→ **About this exercise**
Which lines of the entries contain the string "icon"? Copy each of them.

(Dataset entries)
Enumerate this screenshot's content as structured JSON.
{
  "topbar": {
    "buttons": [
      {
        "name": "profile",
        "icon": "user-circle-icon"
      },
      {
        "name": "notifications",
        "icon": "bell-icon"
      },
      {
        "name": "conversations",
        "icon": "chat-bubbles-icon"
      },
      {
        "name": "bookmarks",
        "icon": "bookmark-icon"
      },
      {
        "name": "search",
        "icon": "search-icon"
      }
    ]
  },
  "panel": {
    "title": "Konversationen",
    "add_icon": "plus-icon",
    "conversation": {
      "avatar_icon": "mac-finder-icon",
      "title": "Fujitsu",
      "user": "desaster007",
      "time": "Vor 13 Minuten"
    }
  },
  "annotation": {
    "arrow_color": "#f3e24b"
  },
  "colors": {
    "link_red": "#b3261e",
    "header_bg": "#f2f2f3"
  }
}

→ **Written solution**
        "icon": "user-circle-icon"
        "icon": "bell-icon"
        "icon": "chat-bubbles-icon"
        "icon": "bookmark-icon"
        "icon": "search-icon"
    "add_icon": "plus-icon",
      "avatar_icon": "mac-finder-icon",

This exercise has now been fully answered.